You can tell someone loves their work when it shows up in every activity of their life. For me, I find marketing nuggets any place I go.
And this place is no exception.
besides a B2B sales and marketing copywriter, I’m a performing songwriter.
One day, I was co-writing with a fellow guitar picker. A quite skilled one at that.
He stopped me in the middle of our writing session, leaned in close, stared at my fingers on the neck of the acoustic guitar and said …
“What are you doing there?”
Dumbfounded, I was just playing a CAdd9 chord or something equally plain. I didn’t know what he was asking.
“No, no …“ he said with a mischievous little smirk on his face, “with your fingers there, what is that? What are you doing there?”
I still didn’t quite get it.
Turned out, he was asking about something I take for granted. A stylistic thing I picked up along the way to help fill in empty spaces, contribute a sense of percussion, and give a certain playing element not often heard.
I’ll tell you what it is quick, and you’ll see how it applies to marketing your business.
I flick my fingers off the fingerboard to make the next chord, and it makes a percussive arpeggio sound. It works in conjunction with a right-hand strumming technique for an interesting percussive effect.
The point is, I do this without even thinking.
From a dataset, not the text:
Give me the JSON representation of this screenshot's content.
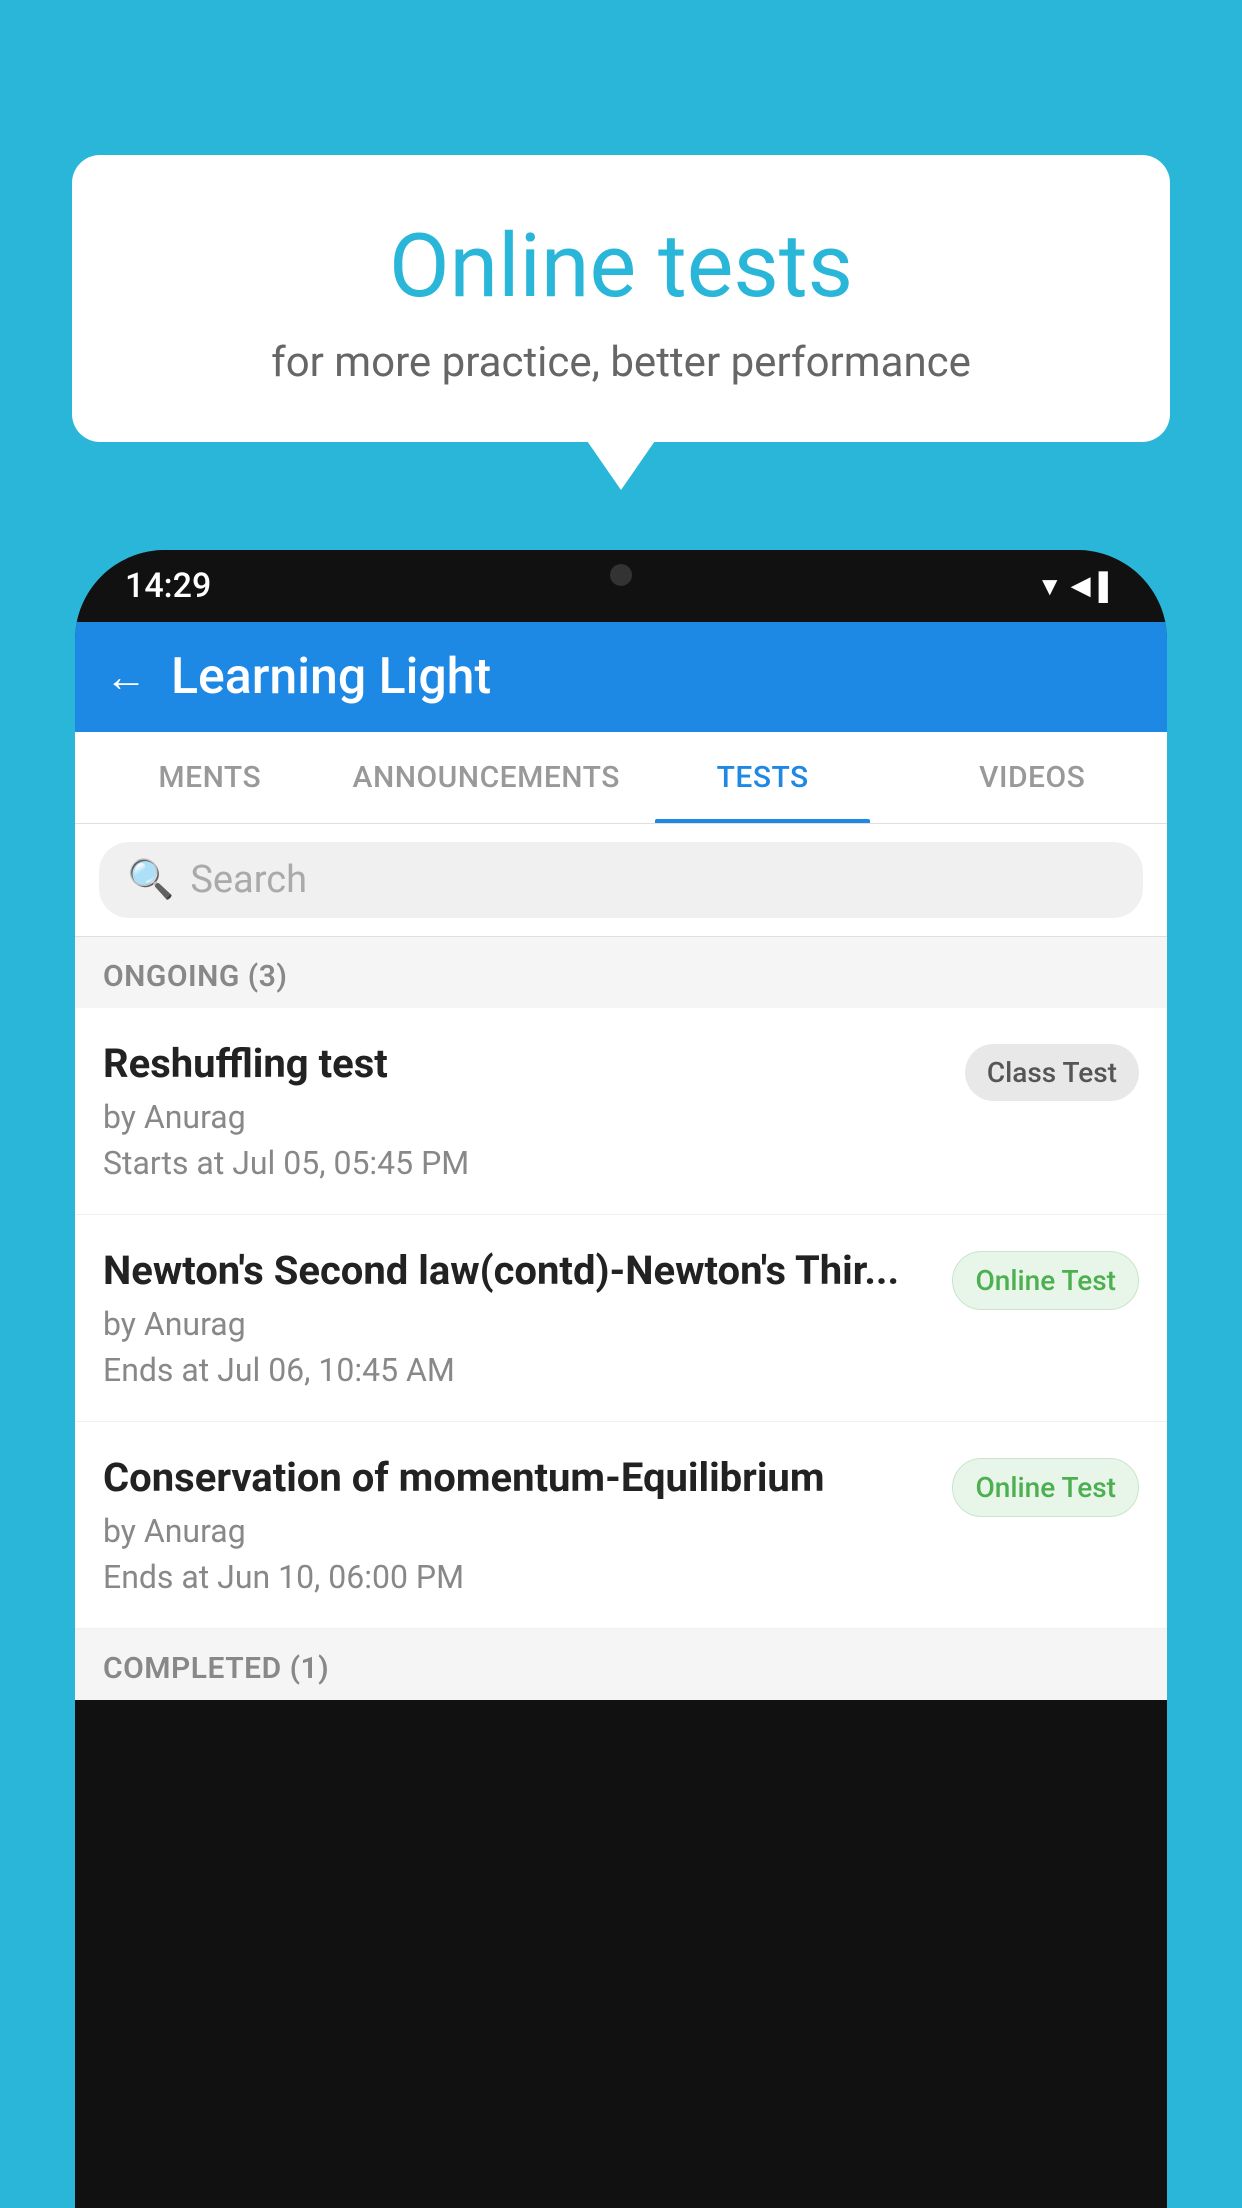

It’s just how I play. And yet other pickers are trying to figure out what I’m doing.
He wasn’t the first one to ask.
What could this possibly have to do with your marketing?
Are you passing up a marketing hook for your business?
Do your products have qualities you’re not exploiting, because you don’t see the potential?
Is there something in your business which differentiates you from the competition? But you don’t see it, because you’re too close.
Even hum-drum activities could be a differentiating hook to market your brand.
Take the legendary Claude Hopkins for example. He was a marketing genius in his day. His marketing lessons are still used today.
You may not know Claude, but I do know you’ve heard of Schlitz beer.
Claude was responsible for putting Schlitz on the map of beer drinkers everywhere. Know how he did it?
He exploited one simple word every beer company used. He made a big deal out of a hum-drum process every brewery did every day.
Claude explained what brewing companies meant by “pure.” He exploited the sanitization process Schlitz used to produce pure beer.
Now that might sound boring, or maybe you wonder what the big deal is about exploiting sanitization in brewing beer.
Thing is, every brewing company used the same sanitization process in their breweries. They just didn’t tell anybody. It didn’t seem worth mentioning.
Until Claude tapped into it, and separated Schlitz from all other beers. It put Schlitz into the major league.
It took someone outside the company to find that golden nugget.
To anyone else in the brewery, it was an everyday thing … no big deal.
Just like me and how I play, I didn’t know what my co-writer was talking about … even when he tried to ask. It was totally oblivious to me, because I was so close to what I do every day.
And so, it might be for you.
Look, all it takes is one key separation from your competitor … something to give you a unique selling proposition (USP). Even if it is as plain as washing brewery lines, sanitizing bottles or … in my case full chord pull-offs.
Often times, spotting these nuggets comes from someone inside the industry, but outside your team.
If you need help identifying a marketable USP or that defining piece of information, let’s talk.